Dollar Saved from Worst Weekly Loss in 10 Months by Aggressive Safe-Haven BuyingTraders said the rebound in the dollar was fueled by aggressive safe-haven buying amid stock market volatility, weaker Treasury yields and a possible U.S. government shutdown.
U.S. Treasury markets showed little reaction to the plunge in the U.S. equity markets on Friday, suggesting the selling pressure was orderly and not representative of a panic. The price range was relatively tight with yields settling near eight-month lows as President Donald Trump threatened a ‘very long” government shutdown and some traders shedding risky assets ahead of the long holiday weekend.

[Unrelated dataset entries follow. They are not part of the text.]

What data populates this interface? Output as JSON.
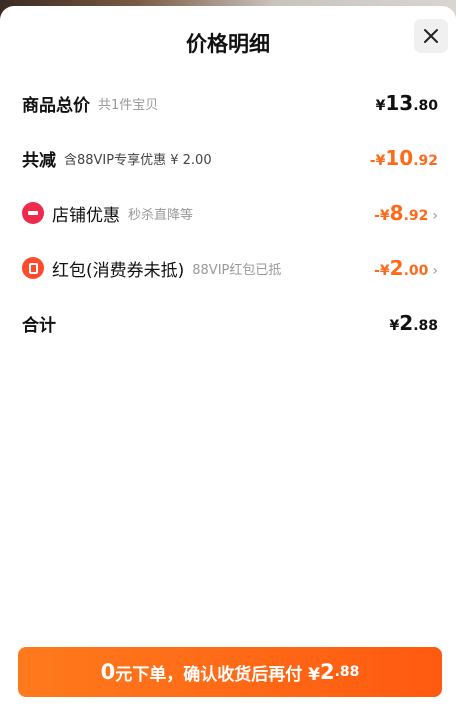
{
  "header": {
    "title": "价格明细"
  },
  "rows": {
    "subtotal": {
      "label": "商品总价",
      "note": "共1件宝贝",
      "currency": "¥",
      "int": "13",
      "dec": ".80"
    },
    "reduction": {
      "label": "共减",
      "note": "含88VIP专享优惠 ¥ 2.00",
      "prefix": "-¥",
      "int": "10",
      "dec": ".92"
    },
    "shop_discount": {
      "label": "店铺优惠",
      "note": "秒杀直降等",
      "prefix": "-¥",
      "int": "8",
      "dec": ".92"
    },
    "red_packet": {
      "label": "红包(消费券未抵)",
      "note": "88VIP红包已抵",
      "prefix": "-¥",
      "int": "2",
      "dec": ".00"
    },
    "total": {
      "label": "合计",
      "currency": "¥",
      "int": "2",
      "dec": ".88"
    }
  },
  "cta": {
    "pre_big": "0",
    "pre_text": "元下单，确认收货后再付 ¥",
    "int": "2",
    "dec": ".88"
  },
  "icons": {
    "close": "close-icon",
    "shop": "shop-discount-icon",
    "packet": "red-packet-icon",
    "chevron": "chevron-right-icon"
  },
  "colors": {
    "accent": "#ff6a1a",
    "shop_icon": "#ee2b4b",
    "packet_icon": "#ff4a2b"
  }
}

T-notes and T-bonds have been on a tear since the Federal Reserve on Wednesday revealed its updated monetary policy strategy and economic projections which struck a more dovish tone than in the previous meetings, but not dovish enough for the markets’ liking.
Investors had expected the Fed to indicate that further rate increases would be more data dependent due to plunging stock markets, slowing international growth and a potential slowdown in the U.S. economy, however, the central bank raised its benchmark interest rate by 25-basis points while pledging to keep withdrawing support from an economy it views as strong.
Yields did rise a little on an intraday basis on Friday after New York President John Williams said that the U.S. central bank is open to reassessing its views and listening to market signals that the U.S. economy could fall short of expectations.
At the end of the session, the benchmark 10-year Treasury note yield was little changed at 2.792 percent. The yield hit an 8-month low of 2.748 percent on Thursday, well-off a seven-year high of 3.261 percent reached on October 9.
U.S. 30-year Treasury bonds rose on the week, benefitting from year-end demand from fund managers rebalancing portfolios.
The U.S. Dollar posted a volatile range against a basket of currencies on Friday, first dipping to a its lowest level since November 22 then rebounding to close only slightly lower while recapturing nearly half of the week’s losses. The strong recovery helped the dollar avoid its biggest weekly loss in 10 months.
Traders said the rebound in the dollar was fueled by aggressive safe-haven buying amid stock market volatility, weaker Treasury yields and a possible U.S. government shutdown.
U.S. Economic Data
U.S. economic data was mixed on Friday and had very little effect on the financial markets. Core Durable Goods Orders, a closely watched proxy for business spending plans, dropped 0.3%, missing the forecast for a 0.3% increase. Durable Goods Orders came in up 0.8%, lower than the 1.6% estimate.
The U.S. economy also slowed slightly more than previously estimated in the third quarter, and momentum appears to have moderated further in the fourth, according to the Commerce Department. Final GDP came in at 3.4%, down slightly from the previous read of 3.5%.
The government also said that data indicated U.S. consumer spending increased solidly in November, but wage growth remained moderate, suggesting the current pace of consumption was unlikely to be sustained.
Personal Spending was up 0.4%, higher than the 0.3% estimate. The previous month was revised higher to 0.8%. Personal Income, however, came in lower than expected at 0.2%, missing the 0.3% forecast. It was also lower than the previously reported 0.5%.
The Core PCE Price Index, the Fed’s preferred inflation measure, was 0.1%, below the 0.2% forecast.
Revised University of Michigan Sentiment jumped to 98.3, beating the 97.6 estimate and the previously reported 97.5.